The banking giant said the fund is intended to give British TV production companies “improved access to finance and enhance their ability to compete internationally.” The bank said the move comes in response to the emergence of SVOD services.
Conventional TV production loans are repaid as the content is delivered to the broadcaster, which pays the production company at that time. In the case of SVOD content, however, revenues are often spread over a longer term.
As such, the Barclays Media team felt it was time to change its loan structure for its TV clients. As part of the new fund, Barclays developed specific SVOD financing to meet the needs of production and distribution companies working with these platforms.
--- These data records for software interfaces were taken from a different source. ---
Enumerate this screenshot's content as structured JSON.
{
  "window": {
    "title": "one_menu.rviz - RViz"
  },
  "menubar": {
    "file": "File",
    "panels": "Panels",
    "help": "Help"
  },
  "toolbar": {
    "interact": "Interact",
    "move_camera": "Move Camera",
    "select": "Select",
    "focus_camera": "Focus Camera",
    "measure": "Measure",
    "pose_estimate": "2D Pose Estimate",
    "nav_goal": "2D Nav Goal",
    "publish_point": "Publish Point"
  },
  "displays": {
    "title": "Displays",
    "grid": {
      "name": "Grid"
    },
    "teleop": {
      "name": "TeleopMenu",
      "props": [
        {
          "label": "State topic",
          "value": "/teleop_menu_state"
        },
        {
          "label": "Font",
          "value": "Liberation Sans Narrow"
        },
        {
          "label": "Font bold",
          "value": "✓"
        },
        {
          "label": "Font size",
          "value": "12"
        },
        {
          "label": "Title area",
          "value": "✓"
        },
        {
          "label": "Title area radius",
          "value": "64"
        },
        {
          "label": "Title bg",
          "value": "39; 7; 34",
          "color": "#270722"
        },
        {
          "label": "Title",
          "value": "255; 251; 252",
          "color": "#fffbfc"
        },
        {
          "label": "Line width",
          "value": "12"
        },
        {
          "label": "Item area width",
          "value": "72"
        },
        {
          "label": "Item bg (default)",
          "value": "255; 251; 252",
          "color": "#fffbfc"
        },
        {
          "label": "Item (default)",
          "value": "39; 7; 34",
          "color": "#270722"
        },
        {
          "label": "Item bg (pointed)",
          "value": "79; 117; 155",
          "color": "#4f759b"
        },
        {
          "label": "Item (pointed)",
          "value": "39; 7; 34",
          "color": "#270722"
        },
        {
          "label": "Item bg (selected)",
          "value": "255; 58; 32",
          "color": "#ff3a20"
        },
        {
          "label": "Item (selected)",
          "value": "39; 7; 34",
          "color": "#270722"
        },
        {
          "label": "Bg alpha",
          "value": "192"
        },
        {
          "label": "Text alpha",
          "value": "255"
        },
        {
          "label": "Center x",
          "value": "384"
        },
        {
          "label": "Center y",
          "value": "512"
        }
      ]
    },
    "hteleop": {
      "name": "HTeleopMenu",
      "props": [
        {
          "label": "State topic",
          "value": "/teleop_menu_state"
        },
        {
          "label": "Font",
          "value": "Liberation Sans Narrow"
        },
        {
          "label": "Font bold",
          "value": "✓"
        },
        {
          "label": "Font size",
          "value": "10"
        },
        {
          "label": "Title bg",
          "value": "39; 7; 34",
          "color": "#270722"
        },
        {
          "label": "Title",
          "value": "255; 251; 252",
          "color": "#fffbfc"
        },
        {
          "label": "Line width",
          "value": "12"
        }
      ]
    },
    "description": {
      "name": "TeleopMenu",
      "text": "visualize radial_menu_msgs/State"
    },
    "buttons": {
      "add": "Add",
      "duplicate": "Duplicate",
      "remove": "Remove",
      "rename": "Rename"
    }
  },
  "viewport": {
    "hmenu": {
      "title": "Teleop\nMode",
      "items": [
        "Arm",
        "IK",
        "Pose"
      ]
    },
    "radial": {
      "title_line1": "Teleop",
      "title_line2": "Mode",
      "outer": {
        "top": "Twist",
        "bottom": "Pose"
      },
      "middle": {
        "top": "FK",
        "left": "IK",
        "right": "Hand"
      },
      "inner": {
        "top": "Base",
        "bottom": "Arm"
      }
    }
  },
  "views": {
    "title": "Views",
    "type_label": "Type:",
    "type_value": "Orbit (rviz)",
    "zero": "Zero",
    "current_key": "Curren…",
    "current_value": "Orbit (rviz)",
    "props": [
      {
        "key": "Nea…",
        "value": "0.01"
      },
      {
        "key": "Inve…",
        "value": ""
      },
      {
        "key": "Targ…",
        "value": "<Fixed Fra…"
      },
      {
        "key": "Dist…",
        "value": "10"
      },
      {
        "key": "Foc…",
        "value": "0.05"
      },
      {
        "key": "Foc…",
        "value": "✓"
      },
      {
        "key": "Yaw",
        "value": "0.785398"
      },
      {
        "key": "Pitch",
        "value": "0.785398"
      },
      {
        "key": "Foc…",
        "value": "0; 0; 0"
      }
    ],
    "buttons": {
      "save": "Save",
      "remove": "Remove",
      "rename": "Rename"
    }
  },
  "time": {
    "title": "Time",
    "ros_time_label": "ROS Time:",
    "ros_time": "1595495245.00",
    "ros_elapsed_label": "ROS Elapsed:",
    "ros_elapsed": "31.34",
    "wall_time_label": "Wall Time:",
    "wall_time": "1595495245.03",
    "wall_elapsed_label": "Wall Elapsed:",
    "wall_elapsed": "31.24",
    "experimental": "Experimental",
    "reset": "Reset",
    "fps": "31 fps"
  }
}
The product allows these companies to borrow money over a longer period.
Lorraine Ruckstuhl, head of media at Barclays Corporate Banking, said, “The creative industries in the U.K. are world famous due to the range and quality of content they produce.
The TV industry specifically is in a really exciting place and is evolving at pace, with more than 250,000 people in the U.K. employed in the sector.
We’ve been supporting TV production with a dedicated Media team for over 30 years, and know that to meet the needs of our clients we have to adapt with them and with the viewing habits of the public.
That’s why we created this fund and developed Barclays SVoD Financing, to help U.K. SMEs continue to compete both in the U.K. and internationally, support increased employment, and create even more great programs.”
Roughcut Television, an indie comedy production firm, has taken advantage of the new Barclays SVoD Financing. Barclays purchased Roughcut’s Netflix receivable for Cuckoo, giving the firm upfront cash for its multiyear streaming pact with the SVOD giant.
Roughcut’s commercial director, Tim Sealey, said, “Netflix are notorious for paying over a long period, our arrangement with Barclays enabled us to get access to the cash much earlier which meant that we could put it to work by investing in further development. Another side benefit is that it improves our relationship with the writers and artists as they get their royalties quicker too.”